As she stared at the blue number on her hand, she considered texting Josie, the only person she'd been prepared to confide in about this venture. She felt a bit guilty about her secrecy. She would have liked to have told her family, but her mum was still mad at her for breaking up with Jason.
'For heaven's sake, Chloe, how can you break up with him after all this time? You've left it too late to be choosy about men. Any half decent fellow will be taken by now.'
As for Chloe's older sisters, she could never seem to find the right moment to talk. Rachel and Lisa were always so incredibly busy running their clever little children to an endless round of activities.
No one at Girl Talk magazine knew about this either. Chloe hadn't wanted to risk breathing a word about it in the office and she'd had to fudge the truth just to wangle today's leave.
If her editor caught a whiff of a single mum IVF pregnancy, she would have hassled Chloe to record the whole experience in a serialised diary format for the magazine. Last year she'd bullied another journalist, poor Jane Starling, into reporting her stomach stapling ordeal, for heaven's sake.
No, thank you.
Chloe might have given in to tears of self pity, but the nurse reappeared, bustling through the doorway with a cup of tea in one hand and a plate of sandwiches in the other. She had a round, freckled face and short, flame coloured hair and her name badge said Hazel Bird.
'Hello there. I'm Hazel,' she announced with a mega-bright smile. 'How are you feeling?'
'A bit disappointed actually.' Chloe supposed Hazel already knew about her dismal egg count, but she held up her hand anyway, twisting it to show the number. 'That's not enough, is it?'
Hazel frowned. 'How old are you?'
Perhaps Chloe was super-sensitive, but the question felt brutally matter-of-fact. 'Thirty-seven.'
This brought a non-committal shrug. 'In our program, women under thirty-eight can have acceptable live birth rates with only three to six eggs.'
'Oh.' So there was still a statistical chance.
'Over six is better of course, but it's important to stay positive.'

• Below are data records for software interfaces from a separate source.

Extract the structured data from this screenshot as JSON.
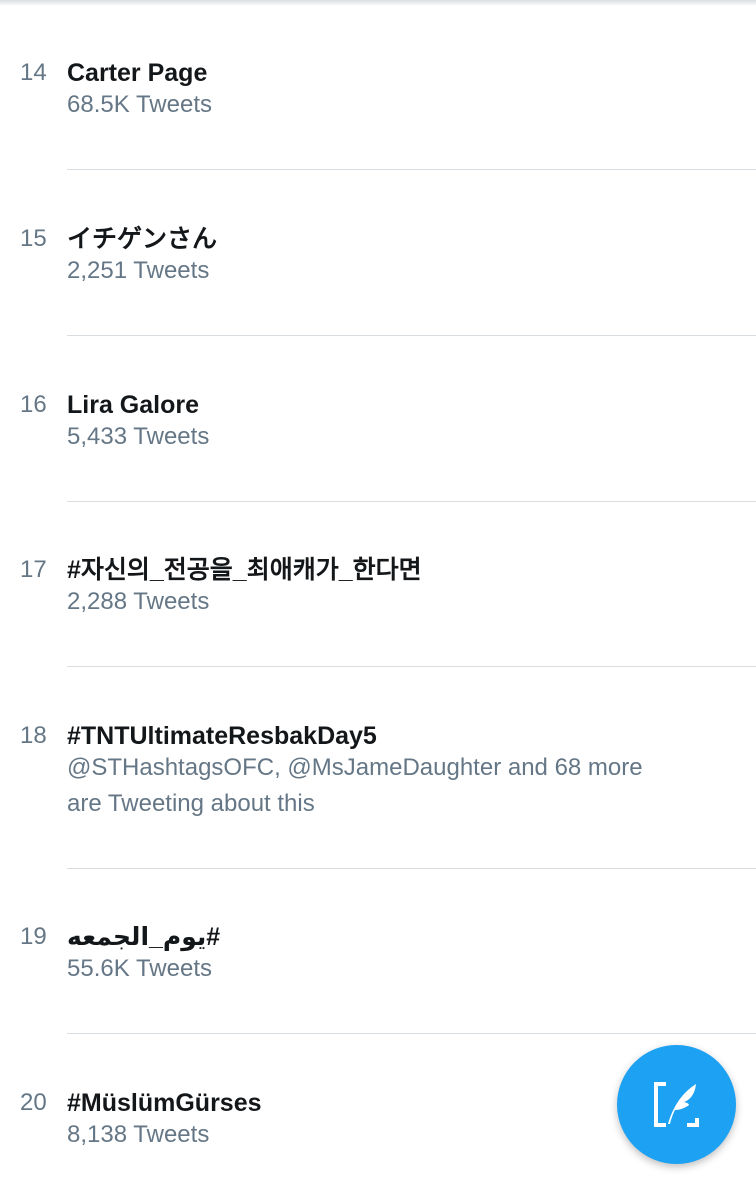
{
  "trends": [
    {
      "rank": "14",
      "name": "Carter Page",
      "meta": "68.5K Tweets"
    },
    {
      "rank": "15",
      "name": "イチゲンさん",
      "meta": "2,251 Tweets"
    },
    {
      "rank": "16",
      "name": "Lira Galore",
      "meta": "5,433 Tweets"
    },
    {
      "rank": "17",
      "name": "#자신의_전공을_최애캐가_한다면",
      "meta": "2,288 Tweets"
    },
    {
      "rank": "18",
      "name": "#TNTUltimateResbakDay5",
      "meta": "@STHashtagsOFC, @MsJameDaughter and 68 more are Tweeting about this"
    },
    {
      "rank": "19",
      "name": "#يوم_الجمعه",
      "meta": "55.6K Tweets"
    },
    {
      "rank": "20",
      "name": "#MüslümGürses",
      "meta": "8,138 Tweets"
    }
  ],
  "compose_button": {
    "icon": "compose-tweet-icon",
    "color": "#1da1f2"
  }
}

Hazel's words were meant to be hopeful, but Chloe was sure she heard doubt in her voice. 'Right,' she said. 'Thanks.'
'Now, enjoy this cuppa and the sandwiches.' Hazel was brisk again, like a nanny jollying a sulky child. 'And then you should be right to go home.'
These days Chloe's home was a one bedroom flat in Glebe with a small study nook that she planned to turn into a miniature nursery. Not that she would dream of buying any nursery furniture until she knew there was an actual baby on the way. She didn't want to tempt fate.
She was happy enough in this new place. It was only a five minute bus ride from the Girl Talk office and on Saturday mornings she could go to the flea markets and stroll past the vintage clothing stalls, while fantasising about the interesting maternity outfits she might buy in the months ahead. Some weekends she had coffee at the café in Blackwattle Bay Park with its views to Anzac Bridge and she allowed herself to dream fanciful thoughts about bringing her baby here to this park in a pram, or later, when her little one was older, going for walks down to the water's edge. Perhaps there'd be ducks to feed.
Hazel asked abruptly, 'Is someone coming to drive you home?'
Chloe shook her head. 'It's OK. I'll get a taxi.'